Free Conrad Crayfish

story by Wendy Graham , illustrated by Peter Sheehan

Learning Intention: 

I am exploring the stylistic features of an author in their narratives so that I can include well written dialogue in my own creative writing. 

Success Criteria: 

  • I can recognise the reasons why an author includes dialogue in their narrative writing and analyse specific examples in the model text.  
  • I can compose a short anecdote written using the stylistic features of the model text: first person, past tense, colloquial, and realistic.  
  • I can include a range of dialogue in their anecdote which enhances the narrative by advancing action, creating tension and conveying characterisation. 

Essential knowledge: 

  • More information about applying our own ideas to elements and features of another author’s text can be found in the English Textual Concepts video Style. 


After reading the story, provide students with a simple definition of dialogue: the exchange of spoken words between two or more characters in a book, play or other written work. Then, ask the class: Why do authors commonly use dialogue in their writing? (Answers may include: it helps us understand characters better when we hear how they speak, it can make conflict between characters or tension intensify, it breaks up description and makes a text more exciting to read.)  

Explain that there are three main reasons that dialogue is included by an author: 

  • To advance action: when characters talk about events it drives the action forward in a more interesting way than the narrator always stating what happened next.  
  • To create tension: conversations between characters in dangerous or frustrating situations are exciting to read.
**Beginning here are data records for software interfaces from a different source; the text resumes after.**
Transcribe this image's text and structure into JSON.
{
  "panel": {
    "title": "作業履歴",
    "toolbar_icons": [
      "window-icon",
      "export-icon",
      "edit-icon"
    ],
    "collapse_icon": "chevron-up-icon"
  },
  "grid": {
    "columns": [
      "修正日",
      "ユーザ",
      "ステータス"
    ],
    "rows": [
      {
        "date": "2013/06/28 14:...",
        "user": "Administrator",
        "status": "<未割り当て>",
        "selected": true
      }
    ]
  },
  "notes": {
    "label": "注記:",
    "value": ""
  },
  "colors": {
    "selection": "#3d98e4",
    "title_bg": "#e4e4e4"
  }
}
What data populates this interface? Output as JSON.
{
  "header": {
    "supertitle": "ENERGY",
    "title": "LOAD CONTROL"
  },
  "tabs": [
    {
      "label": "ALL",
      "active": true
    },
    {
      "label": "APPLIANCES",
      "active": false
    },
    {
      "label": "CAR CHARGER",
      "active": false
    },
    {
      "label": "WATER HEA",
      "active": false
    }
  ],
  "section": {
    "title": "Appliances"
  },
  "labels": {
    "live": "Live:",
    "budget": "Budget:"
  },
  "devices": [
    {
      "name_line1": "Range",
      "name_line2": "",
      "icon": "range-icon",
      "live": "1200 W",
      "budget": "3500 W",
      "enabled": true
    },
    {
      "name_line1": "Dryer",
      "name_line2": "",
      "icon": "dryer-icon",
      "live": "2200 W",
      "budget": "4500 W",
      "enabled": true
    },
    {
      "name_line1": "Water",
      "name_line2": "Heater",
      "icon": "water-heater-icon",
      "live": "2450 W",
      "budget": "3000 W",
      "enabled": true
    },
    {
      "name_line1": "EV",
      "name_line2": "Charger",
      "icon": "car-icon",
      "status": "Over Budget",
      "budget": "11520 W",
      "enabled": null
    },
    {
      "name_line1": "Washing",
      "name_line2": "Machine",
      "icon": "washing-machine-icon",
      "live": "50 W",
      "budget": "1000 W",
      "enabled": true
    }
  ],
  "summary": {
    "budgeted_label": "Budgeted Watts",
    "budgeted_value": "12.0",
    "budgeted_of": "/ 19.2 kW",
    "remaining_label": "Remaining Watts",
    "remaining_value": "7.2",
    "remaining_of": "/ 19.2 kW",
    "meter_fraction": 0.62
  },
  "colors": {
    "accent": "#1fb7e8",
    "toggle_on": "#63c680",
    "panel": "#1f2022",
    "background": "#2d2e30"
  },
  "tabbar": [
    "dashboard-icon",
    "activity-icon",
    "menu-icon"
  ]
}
Tension can be created by short sentences, interruptions and combined with the character’s actions (such as shouting).  
  • To convey characterisation: the words used to describe how a character speaks and the actual words chosen by the character help to create a clear description of their personality.  

Ask students to reread the story and highlight the dialogue written by the author, Wendy Graham. (You may wish to remind them of the punctuation markers to help them identify the dialogue.) Lead a class discussion on the fact that a lot of the story is written as dialogue and the role dialogue plays in driving the action forward at a quick pace and also characterising a laidback dad and a frustrated mum.  

Create an anchor chart featuring a table and the three reasons why dialogue is used. As a class, populate the table with quotations from the text. Suggested examples include:  

  • To advance action: “‘Dad,’ I call. ‘Are you going to Keon Chase today?’” and “’could everyone give me money instead of presents?’” 
  • To create tension: “Mum groans. ‘Not more fish,’” and “Mum sighs. ‘All right.’”   
  • To convey characterisation: “‘I suppose it’s lucky we got to eat first,’ Dad says. ‘And I thank my lucky stars I didn’t order the cray!’”  

To consolidate understanding, ask students to write a short anecdote in the style of ‘Free Conrad Crayfish’. It should be a humorous recount of one of their own birthdays and a significant present that they received, or wished to receive. It should also contain Wendy Graham’s stylistic features: be written in the first person, past tense, using colloquial language, and realistic content.  

Instruct students to include a range of examples of dialogue in their anecdote. The dialogue should serve the three different purposes:  

  • to advance action  
  • create tension   
  • convey characterisation.  

Provide additional support as required, such as scaffolds to explain the ‘speech sandwich’ (dialogue punctuation rules) and alternate words for said.  

After writing their anecdote, students should highlight and annotate their dialogue to ensure that it follows the dialogue rules, rather than being included for no reason or containing irrelevant ‘waffle’.